Blaring loud speakers perched outside the church broke the quiet space with chanting that sounded more like a call to prayer from a Mosque.
Ethiopian Orthodox Christianity dates back to the fourth century and has a set of beliefs that make it unique.
One of the more interesting aspects of the church is its roots with Judaism. In each church is a tabot or replica of the Ark of the Covenant. Each church has one replica of the two tablets the Ten Commandments were written on. They are unveiled only on the holiest of days.
Easter is a large celebration for the church with a mass that lasts throughout the night into early Easter morning.
Around 11 p.m. with a fellow traveler from Austria I had met earlier, we walked up a long hill that had nightclubs blasting music from their open doors (apparently the fasting ended early for some) until we came to St. George Cathedral. At the entrance of the church was a gate where a woman sat on the ground selling long, narrow, yellow candles. After purchasing a couple of candles we walked into the churchyard.
The entire area was filled with people dressed or wrapped in white cloth, most holding burning candles.
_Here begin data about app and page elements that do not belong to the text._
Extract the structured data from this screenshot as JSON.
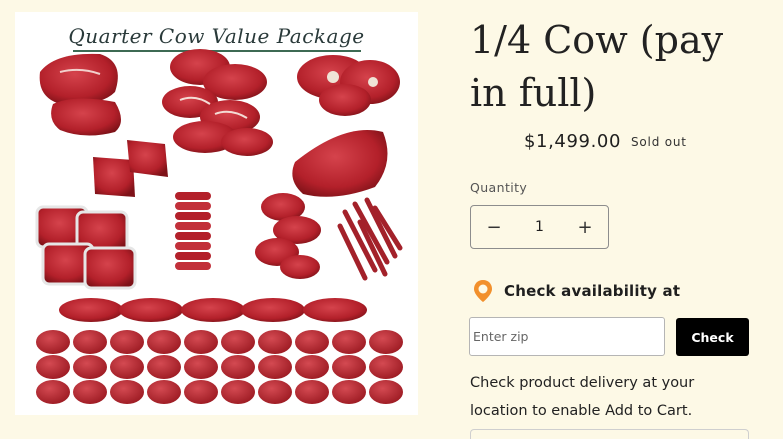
{
  "product": {
    "image_title": "Quarter Cow Value Package",
    "title": "1/4 Cow (pay in full)",
    "price": "$1,499.00",
    "status_badge": "Sold out"
  },
  "quantity": {
    "label": "Quantity",
    "value": "1",
    "decrease_label": "−",
    "increase_label": "+"
  },
  "availability": {
    "icon": "location-pin-icon",
    "label": "Check availability at",
    "zip_placeholder": "Enter zip",
    "check_label": "Check",
    "note": "Check product delivery at your location to enable Add to Cart."
  },
  "colors": {
    "background": "#fdf9e6",
    "meat": "#b3202a",
    "pin": "#f2902c",
    "button": "#000000"
  }
}
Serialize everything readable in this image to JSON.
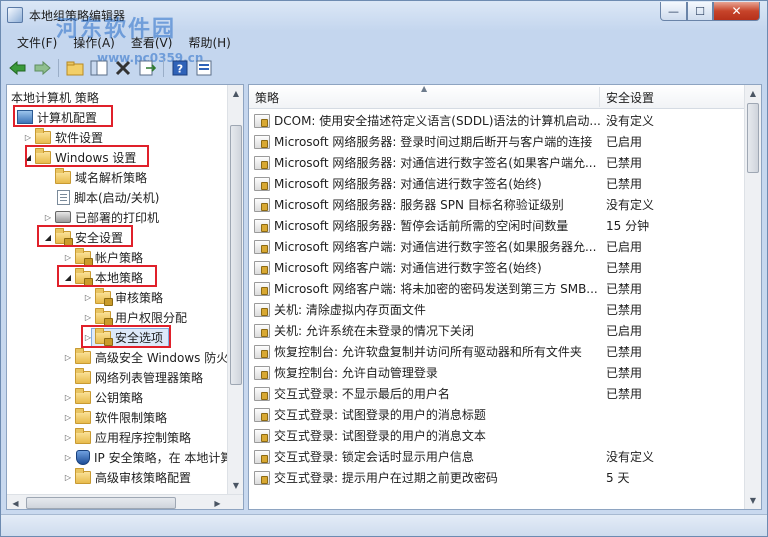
{
  "window": {
    "title": "本地组策略编辑器",
    "watermark": "河东软件园",
    "watermark_url": "www.pc0359.cn",
    "controls": {
      "minimize": "—",
      "maximize": "☐",
      "close": "✕"
    }
  },
  "menu": {
    "items": [
      "文件(F)",
      "操作(A)",
      "查看(V)",
      "帮助(H)"
    ]
  },
  "toolbar": {
    "buttons": [
      "back-icon",
      "forward-icon",
      "up-folder-icon",
      "show-hide-tree-icon",
      "delete-icon",
      "export-list-icon",
      "help-icon",
      "properties-icon"
    ]
  },
  "tree": {
    "items": [
      {
        "label": "本地计算机 策略"
      },
      {
        "label": "计算机配置"
      },
      {
        "label": "软件设置"
      },
      {
        "label": "Windows 设置"
      },
      {
        "label": "域名解析策略"
      },
      {
        "label": "脚本(启动/关机)"
      },
      {
        "label": "已部署的打印机"
      },
      {
        "label": "安全设置"
      },
      {
        "label": "帐户策略"
      },
      {
        "label": "本地策略"
      },
      {
        "label": "审核策略"
      },
      {
        "label": "用户权限分配"
      },
      {
        "label": "安全选项"
      },
      {
        "label": "高级安全 Windows 防火"
      },
      {
        "label": "网络列表管理器策略"
      },
      {
        "label": "公钥策略"
      },
      {
        "label": "软件限制策略"
      },
      {
        "label": "应用程序控制策略"
      },
      {
        "label": "IP 安全策略，在 本地计算"
      },
      {
        "label": "高级审核策略配置"
      }
    ]
  },
  "list": {
    "columns": {
      "policy": "策略",
      "setting": "安全设置"
    },
    "rows": [
      {
        "policy": "DCOM: 使用安全描述符定义语言(SDDL)语法的计算机启动...",
        "setting": "没有定义"
      },
      {
        "policy": "Microsoft 网络服务器: 登录时间过期后断开与客户端的连接",
        "setting": "已启用"
      },
      {
        "policy": "Microsoft 网络服务器: 对通信进行数字签名(如果客户端允...",
        "setting": "已禁用"
      },
      {
        "policy": "Microsoft 网络服务器: 对通信进行数字签名(始终)",
        "setting": "已禁用"
      },
      {
        "policy": "Microsoft 网络服务器: 服务器 SPN 目标名称验证级别",
        "setting": "没有定义"
      },
      {
        "policy": "Microsoft 网络服务器: 暂停会话前所需的空闲时间数量",
        "setting": "15 分钟"
      },
      {
        "policy": "Microsoft 网络客户端: 对通信进行数字签名(如果服务器允...",
        "setting": "已启用"
      },
      {
        "policy": "Microsoft 网络客户端: 对通信进行数字签名(始终)",
        "setting": "已禁用"
      },
      {
        "policy": "Microsoft 网络客户端: 将未加密的密码发送到第三方 SMB...",
        "setting": "已禁用"
      },
      {
        "policy": "关机: 清除虚拟内存页面文件",
        "setting": "已禁用"
      },
      {
        "policy": "关机: 允许系统在未登录的情况下关闭",
        "setting": "已启用"
      },
      {
        "policy": "恢复控制台: 允许软盘复制并访问所有驱动器和所有文件夹",
        "setting": "已禁用"
      },
      {
        "policy": "恢复控制台: 允许自动管理登录",
        "setting": "已禁用"
      },
      {
        "policy": "交互式登录: 不显示最后的用户名",
        "setting": "已禁用"
      },
      {
        "policy": "交互式登录: 试图登录的用户的消息标题",
        "setting": ""
      },
      {
        "policy": "交互式登录: 试图登录的用户的消息文本",
        "setting": ""
      },
      {
        "policy": "交互式登录: 锁定会话时显示用户信息",
        "setting": "没有定义"
      },
      {
        "policy": "交互式登录: 提示用户在过期之前更改密码",
        "setting": "5 天"
      }
    ]
  },
  "colors": {
    "highlight_border": "#e0202a",
    "selection_bg": "#dde9f9"
  }
}
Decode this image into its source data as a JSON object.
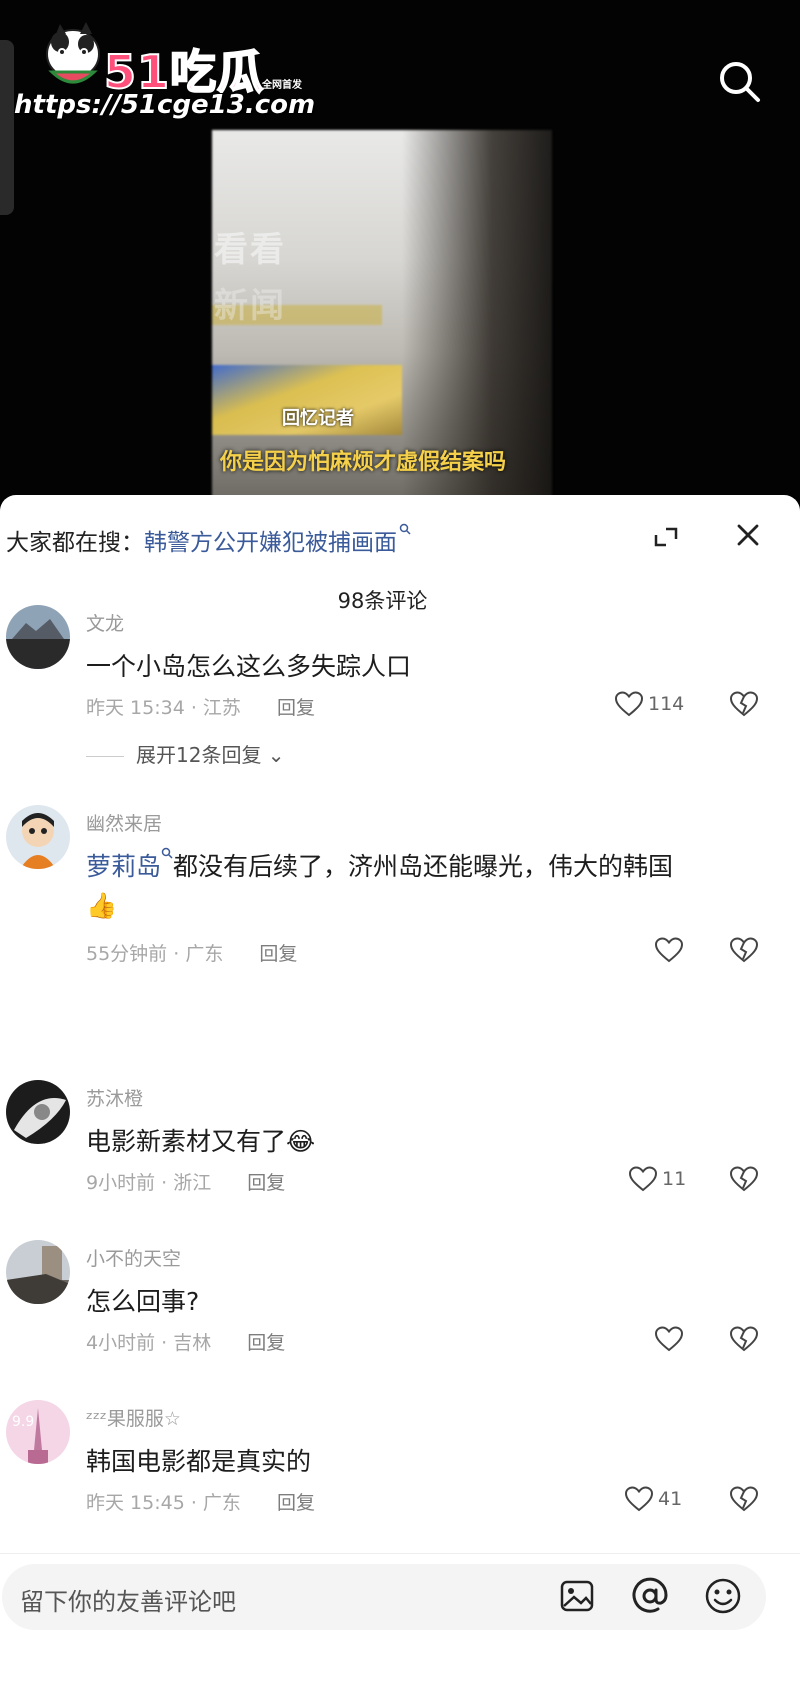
{
  "watermark": {
    "brand": "51吃瓜",
    "brand_sub": "全网首发",
    "url": "https://51cge13.com"
  },
  "video": {
    "overlay_text_1": "看看",
    "overlay_text_2": "新闻",
    "subtitle": "回忆记者",
    "caption": "你是因为怕麻烦才虚假结案吗"
  },
  "sheet": {
    "search_prefix": "大家都在搜：",
    "search_term": "韩警方公开嫌犯被捕画面",
    "comment_count": "98条评论"
  },
  "comments": [
    {
      "username": "文龙",
      "mention": "",
      "text": "一个小岛怎么这么多失踪人口",
      "text_line2": "",
      "time": "昨天 15:34",
      "location": "江苏",
      "reply_label": "回复",
      "likes": "114",
      "expand_replies": "展开12条回复"
    },
    {
      "username": "幽然来居",
      "mention": "萝莉岛",
      "text": "都没有后续了，济州岛还能曝光，伟大的韩国",
      "text_line2": "👍",
      "time": "55分钟前",
      "location": "广东",
      "reply_label": "回复",
      "likes": "",
      "expand_replies": ""
    },
    {
      "username": "苏沐橙",
      "mention": "",
      "text": "电影新素材又有了😂",
      "text_line2": "",
      "time": "9小时前",
      "location": "浙江",
      "reply_label": "回复",
      "likes": "11",
      "expand_replies": ""
    },
    {
      "username": "小不的天空",
      "mention": "",
      "text": "怎么回事?",
      "text_line2": "",
      "time": "4小时前",
      "location": "吉林",
      "reply_label": "回复",
      "likes": "",
      "expand_replies": ""
    },
    {
      "username": "ᶻᶻᶻ果服服☆",
      "mention": "",
      "text": "韩国电影都是真实的",
      "text_line2": "",
      "time": "昨天 15:45",
      "location": "广东",
      "reply_label": "回复",
      "likes": "41",
      "expand_replies": ""
    }
  ],
  "input": {
    "placeholder": "留下你的友善评论吧"
  },
  "colors": {
    "link_blue": "#3a5a9a",
    "brand_pink": "#ff4f7b"
  },
  "icons": [
    "search-icon",
    "expand-icon",
    "close-icon",
    "heart-icon",
    "dislike-icon",
    "image-icon",
    "at-icon",
    "emoji-icon"
  ]
}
A beautiful sight of burning lights penetrating darkness filled the space. Some knelt and bowed, others sat, while others curled up on the top of mats, as the chanting blared out from the speakers.
A group of young people spotted us, and waived their hands to join them on their mat. They smiled and welcomed us into their space. One of them began asking us questions in the tone of a whisper to learn about the two who looked a little out of place. They were pleased we came to learn about this special day in their religion.
It was refreshing to be inside the peaceful space. After sitting quietly, we decided an hour was enough and left the devoted to spend the night.
At the end of the service the fast is broken and the party begins. Goats, cows and chickens are slaughter and beer is drunk, as family and friends gather to celebrate Easter.
Although the Monday after Easter Sunday isn’t a holiday, many take it off to recover from the festivities.
I asked Tina Bekele, the young entrepreneur who runs the Internet cafe I frequent what Easter meant to her. She replied, “It is a happy time to spend with family and friends where we laugh and talk, and to celebrate a special day in our religion.”